For each line in the data below that holds "into", return a copy.

____________

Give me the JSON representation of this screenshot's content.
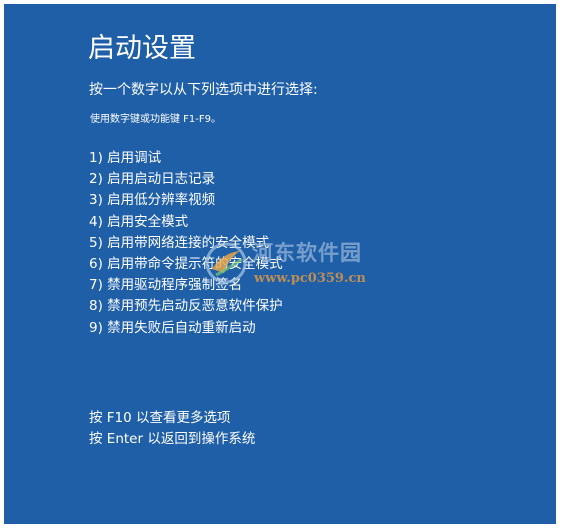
{
  "screen": {
    "background": "#1f5fa8",
    "text_color": "#ffffff"
  },
  "title": "启动设置",
  "instruction": "按一个数字以从下列选项中进行选择:",
  "hint": "使用数字键或功能键 F1-F9。",
  "options": [
    "1) 启用调试",
    "2) 启用启动日志记录",
    "3) 启用低分辨率视频",
    "4) 启用安全模式",
    "5) 启用带网络连接的安全模式",
    "6) 启用带命令提示符的安全模式",
    "7) 禁用驱动程序强制签名",
    "8) 禁用预先启动反恶意软件保护",
    "9) 禁用失败后自动重新启动"
  ],
  "footer": {
    "more_options": "按 F10 以查看更多选项",
    "return": "按 Enter 以返回到操作系统"
  },
  "watermark": {
    "name": "河东软件园",
    "url": "www.pc0359.cn",
    "icon": "watermark-logo-icon"
  }
}
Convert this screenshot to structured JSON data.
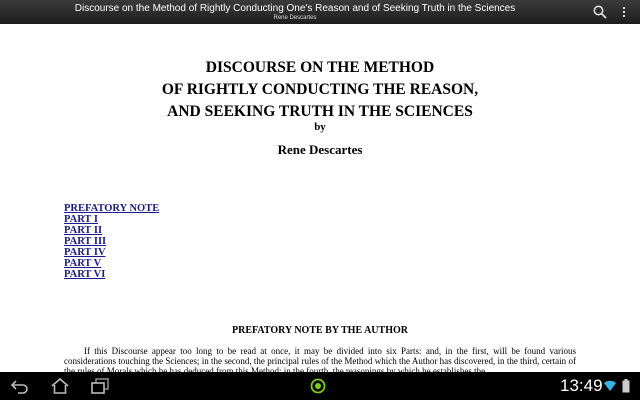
{
  "top_bar": {
    "title": "Discourse on the Method of Rightly Conducting One's Reason and of Seeking Truth in the Sciences",
    "author": "Rene Descartes",
    "icons": {
      "search": "search-icon",
      "menu": "overflow-menu-icon"
    }
  },
  "document": {
    "heading_lines": [
      "DISCOURSE ON THE METHOD",
      "OF RIGHTLY CONDUCTING THE REASON,",
      "AND SEEKING TRUTH IN THE SCIENCES"
    ],
    "by": "by",
    "author": "Rene Descartes",
    "toc": [
      "PREFATORY NOTE",
      "PART I",
      "PART II",
      "PART III",
      "PART IV",
      "PART V",
      "PART VI"
    ],
    "section_title": "PREFATORY NOTE BY THE AUTHOR",
    "paragraph": "If this Discourse appear too long to be read at once, it may be divided into six Parts: and, in the first, will be found various considerations touching the Sciences; in the second, the principal rules of the Method which the Author has discovered, in the third, certain of the rules of Morals which he has deduced from this Method; in the fourth, the reasonings by which he establishes the"
  },
  "nav_bar": {
    "icons": {
      "back": "back-icon",
      "home": "home-icon",
      "recent": "recent-apps-icon",
      "app": "app-indicator-icon",
      "wifi": "wifi-icon",
      "battery": "battery-icon"
    },
    "time": "13:49"
  },
  "colors": {
    "link": "#1a1a8c",
    "accent_green": "#7ccd1c",
    "status_blue": "#33b5e5"
  }
}
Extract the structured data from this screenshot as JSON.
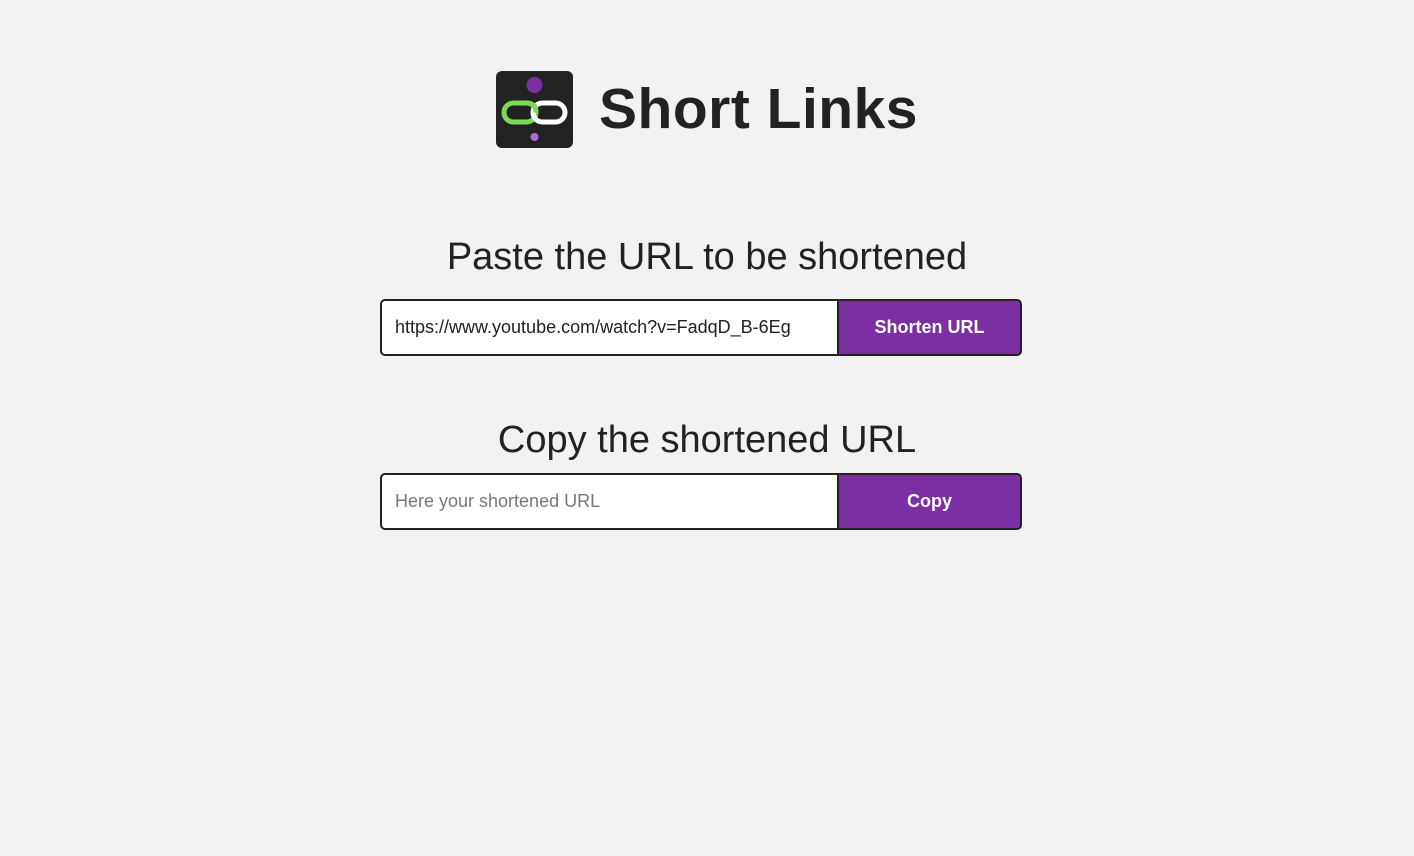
{
  "header": {
    "title": "Short Links",
    "logo_icon": "chain-link-icon",
    "logo_colors": {
      "background": "#222222",
      "link_green": "#7ed957",
      "link_white": "#ffffff",
      "dot_purple": "#7b2fa3",
      "dot_light_purple": "#b36ad9"
    }
  },
  "shorten_section": {
    "heading": "Paste the URL to be shortened",
    "input_value": "https://www.youtube.com/watch?v=FadqD_B-6Eg",
    "input_placeholder": "",
    "button_label": "Shorten URL"
  },
  "copy_section": {
    "heading": "Copy the shortened URL",
    "input_value": "",
    "input_placeholder": "Here your shortened URL",
    "button_label": "Copy"
  },
  "colors": {
    "page_background": "#f2f2f2",
    "accent": "#7b2fa3",
    "text": "#222222"
  }
}
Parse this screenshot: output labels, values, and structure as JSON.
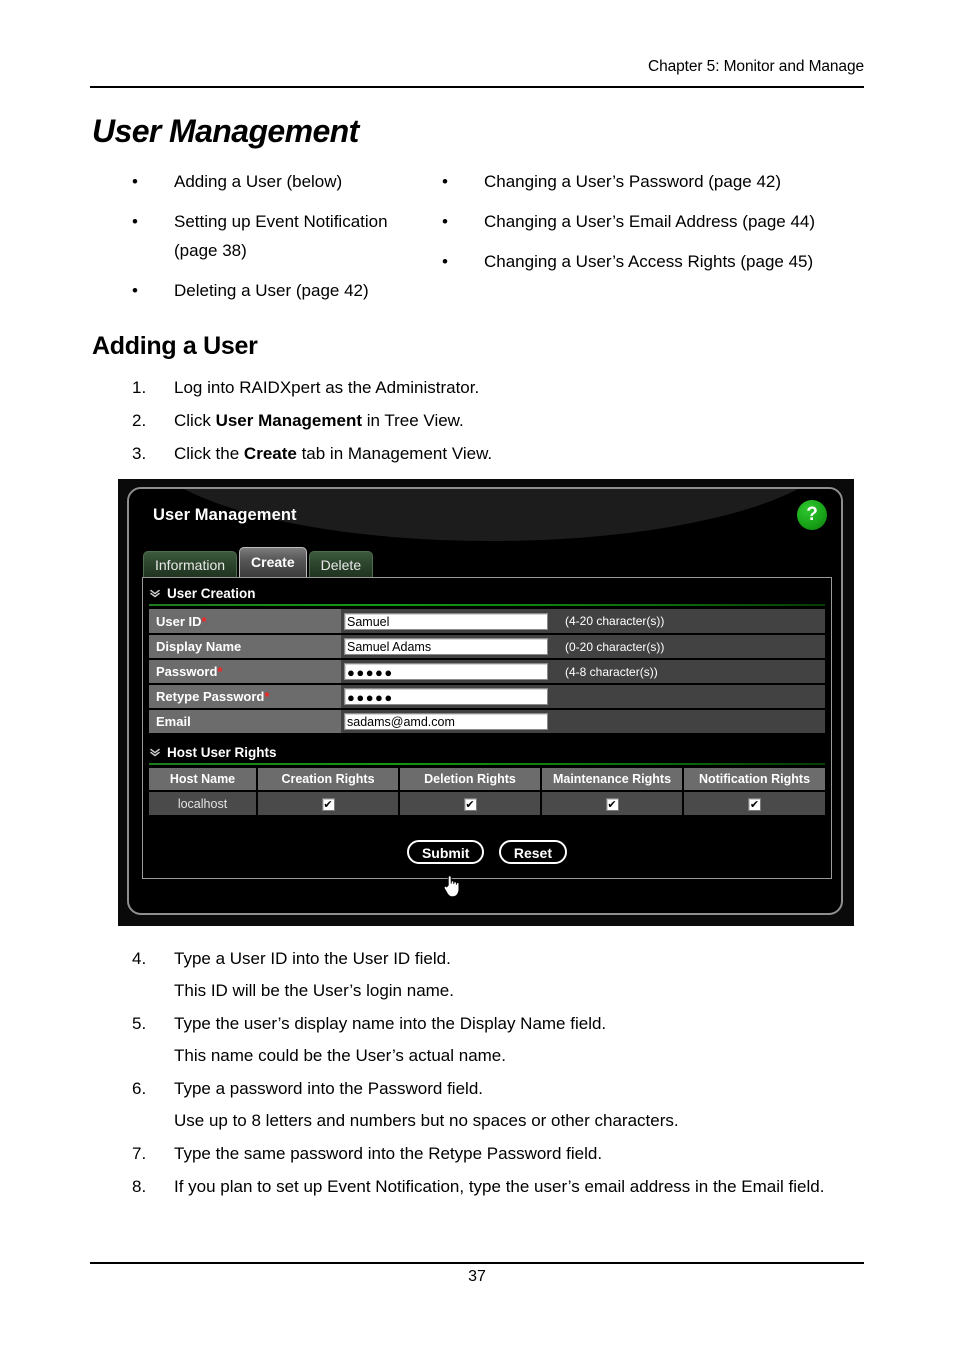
{
  "header": {
    "running_head": "Chapter 5: Monitor and Manage",
    "page_number": "37"
  },
  "title": "User Management",
  "bullets": {
    "left": [
      "Adding a User (below)",
      "Setting up Event Notification (page 38)",
      "Deleting a User (page 42)"
    ],
    "right": [
      "Changing a User’s Password (page 42)",
      "Changing a User’s Email Address (page 44)",
      "Changing a User’s Access Rights (page 45)"
    ],
    "marker": "•"
  },
  "section": {
    "heading": "Adding a User"
  },
  "steps_before": [
    {
      "num": "1.",
      "text": "Log into RAIDXpert as the Administrator."
    },
    {
      "num": "2.",
      "text_html": "Click <b>User Management</b> in Tree View."
    },
    {
      "num": "3.",
      "text_html": "Click the <b>Create</b> tab in Management View."
    }
  ],
  "steps_after": [
    {
      "num": "4.",
      "text": "Type a User ID into the User ID field.",
      "sub": "This ID will be the User’s login name."
    },
    {
      "num": "5.",
      "text": "Type the user’s display name into the Display Name field.",
      "sub": "This name could be the User’s actual name."
    },
    {
      "num": "6.",
      "text": "Type a password into the Password field.",
      "sub": "Use up to 8 letters and numbers but no spaces or other characters."
    },
    {
      "num": "7.",
      "text": "Type the same password into the Retype Password field."
    },
    {
      "num": "8.",
      "text": "If you plan to set up Event Notification, type the user’s email address in the Email field."
    }
  ],
  "screenshot": {
    "window_title": "User Management",
    "help_icon_label": "?",
    "accent_green": "#119911",
    "required_marker": "*",
    "tabs": [
      {
        "label": "Information",
        "active": false
      },
      {
        "label": "Create",
        "active": true
      },
      {
        "label": "Delete",
        "active": false
      }
    ],
    "user_creation": {
      "section_title": "User Creation",
      "chevron": "»",
      "fields": [
        {
          "label": "User ID",
          "required": true,
          "value": "Samuel",
          "hint": "(4-20 character(s))",
          "type": "text"
        },
        {
          "label": "Display Name",
          "required": false,
          "value": "Samuel Adams",
          "hint": "(0-20 character(s))",
          "type": "text"
        },
        {
          "label": "Password",
          "required": true,
          "value": "●●●●●",
          "hint": "(4-8 character(s))",
          "type": "password"
        },
        {
          "label": "Retype Password",
          "required": true,
          "value": "●●●●●",
          "hint": "",
          "type": "password"
        },
        {
          "label": "Email",
          "required": false,
          "value": "sadams@amd.com",
          "hint": "",
          "type": "text"
        }
      ]
    },
    "host_user_rights": {
      "section_title": "Host User Rights",
      "chevron": "»",
      "columns": [
        "Host Name",
        "Creation Rights",
        "Deletion Rights",
        "Maintenance Rights",
        "Notification Rights"
      ],
      "rows": [
        {
          "host": "localhost",
          "creation": true,
          "deletion": true,
          "maintenance": true,
          "notification": true
        }
      ],
      "checked_glyph": "✔"
    },
    "buttons": {
      "submit": "Submit",
      "reset": "Reset"
    }
  }
}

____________

◆ Final answer:
    "paragraph": "If this Discourse appear too long to be read at once, it may be divided into six Parts: and, in the first, will be found various considerations touching the Sciences; in the second, the principal rules of the Method which the Author has discovered, in the third, certain of the rules of Morals which he has deduced from this Method; in the fourth, the reasonings by which he establishes the"
      "text": "Log into RAIDXpert as the Administrator."
      "text": "Type a User ID into the User ID field.",
      "text": "Type the user’s display name into the Display Name field.",
      "text": "Type a password into the Password field.",
      "text": "Type the same password into the Retype Password field."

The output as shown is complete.